“Using the current statute, we would have some possible options, but we are limited to the law as it was at the time of the offense in 1998,” said the statement released by Capt. Dan Zientek.
“As a result, we are unable to investigate and seek justice to the full extent of what we normally would in such a case,” it said.
CNN could not immediately reach Cotton, who is now a pastor at Austin Stone Community Church in the Texas capital. The father of three has been placed on leave while a third party investigates, spokesman John Yeng said. Church leadership learned of the incident Saturday, Yeng said.
“We grieve for what happened to Jules Woodson,” the Austin church said in a statement. “It was wrong and unjust; we cannot overly express our sadness for what this woman experienced in God’s church. No person should ever be subject to sexual sin from any church leader.”
Woodson said in her blog post that she spoke only to Cotton, but she believed that her account was relayed to Steve Bradley, another pastor at The Woodlands in 1998.
“This happened twenty years ago and to suggest that I or anyone else on the staff at Stonebridge Church participated in a conspiracy to cover-up this sexual misconduct is simply not accurate. After Andy Savage confessed and asked for forgiveness from the victim, her parents, her discipleship group, and the Church staff, he was terminated.

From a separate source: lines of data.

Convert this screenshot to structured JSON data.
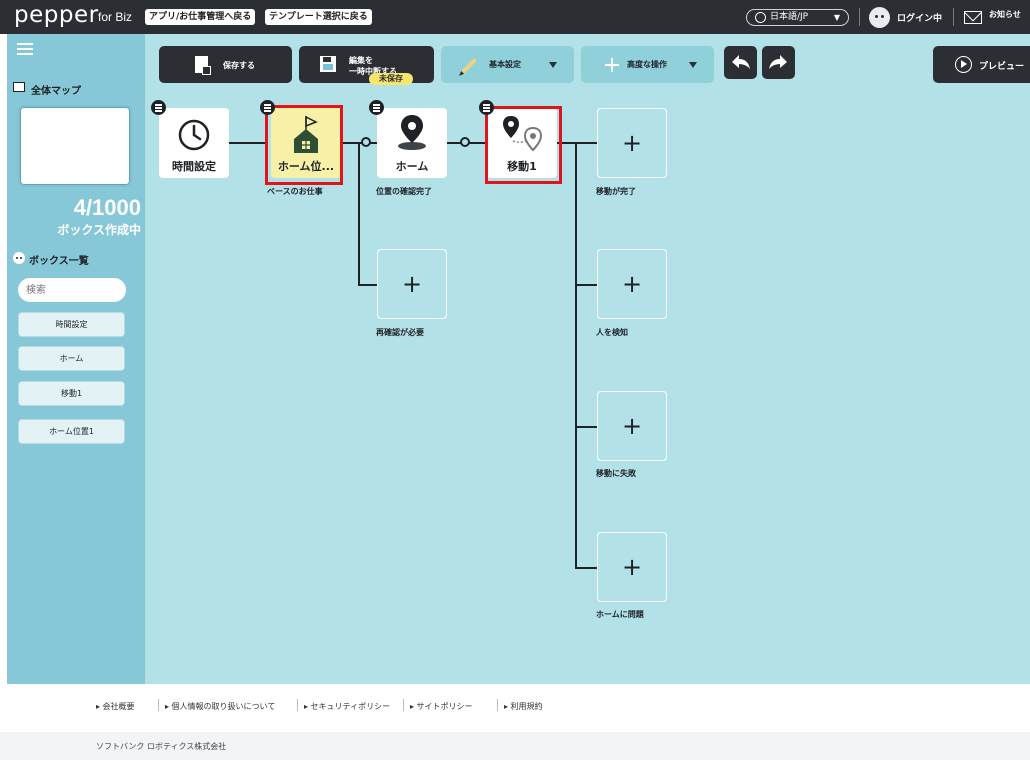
{
  "topbar": {
    "logo": "pepper",
    "logo_sub": "for Biz",
    "link_back": "アプリ/お仕事管理へ戻る",
    "link_template": "テンプレート選択に戻る",
    "language": "日本語/JP",
    "login_status": "ログイン中",
    "news": "お知らせ"
  },
  "sidebar": {
    "map_title": "全体マップ",
    "box_count": "4/1000",
    "box_count_sub": "ボックス作成中",
    "box_list_title": "ボックス一覧",
    "search_placeholder": "検索",
    "boxes": [
      {
        "label": "時間設定"
      },
      {
        "label": "ホーム"
      },
      {
        "label": "移動1"
      },
      {
        "label": "ホーム位置1"
      }
    ]
  },
  "toolbar": {
    "unsaved_badge": "未保存",
    "save": "保存する",
    "suspend_line1": "編集を",
    "suspend_line2": "一時中断する",
    "basic_settings": "基本設定",
    "advanced": "高度な操作",
    "preview": "プレビュー"
  },
  "flow": {
    "nodes": {
      "time": "時間設定",
      "home_pos": "ホーム位...",
      "home": "ホーム",
      "move": "移動1"
    },
    "labels": {
      "base_job": "ベースのお仕事",
      "pos_confirmed": "位置の確認完了",
      "reconfirm": "再確認が必要",
      "move_done": "移動が完了",
      "person_detected": "人を検知",
      "move_failed": "移動に失敗",
      "home_problem": "ホームに問題"
    },
    "plus": "+"
  },
  "footer": {
    "links": [
      {
        "label": "▸ 会社概要"
      },
      {
        "label": "▸ 個人情報の取り扱いについて"
      },
      {
        "label": "▸ セキュリティポリシー"
      },
      {
        "label": "▸ サイトポリシー"
      },
      {
        "label": "▸ 利用規約"
      }
    ],
    "copyright": "ソフトバンク ロボティクス株式会社"
  },
  "colors": {
    "topbar": "#2b2e33",
    "sidebar": "#87c8d8",
    "canvas": "#b3e1e8",
    "highlight": "#e0141b",
    "unsaved": "#f7e66b"
  },
  "icons": [
    "hamburger-icon",
    "map-icon",
    "clock-icon",
    "home-flag-icon",
    "location-pin-icon",
    "route-icon",
    "doc-save-icon",
    "floppy-icon",
    "pencil-icon",
    "plus-icon",
    "undo-icon",
    "redo-icon",
    "play-icon",
    "globe-icon",
    "mail-icon"
  ]
}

We were heartbroken twenty years ago when this happened and we remain heartbroken for Jules, her family and all those impacted.”
Church stands by Savage
In a statement on Highpoint Church’s website, Savage repeated much of what he told the congregation on Sunday and said that he told lead pastor Chris Conlee about the incident before joining the Highpoint staff.
Conlee issued a statement saying church leadership stood by Savage and that he had confidence in the “redemptive process Andy went through under his leadership in Texas.”
“(F)or more than 16 years, I have watched Andy strive to live a godly life and proactively share what he has learned to help others,” he wrote. “I want to affirm that we are 100% committed to Andy, Amanda, and their family and his continued ministry at Highpoint Church.”
Responding to questions for Conlee, church administrator Jimmy Pritchard emailed CNN to say, “We have no further information. We do anticipate having something in the next day or so.”
The Christian publishing house Bethany House was not as magnanimous, issuing a statement that said it had canceled publication of Savage’s book, “The Ridiculously Good Marriage.”
“It may remain on various retail web sites for a short time until those sites update,” the publisher said.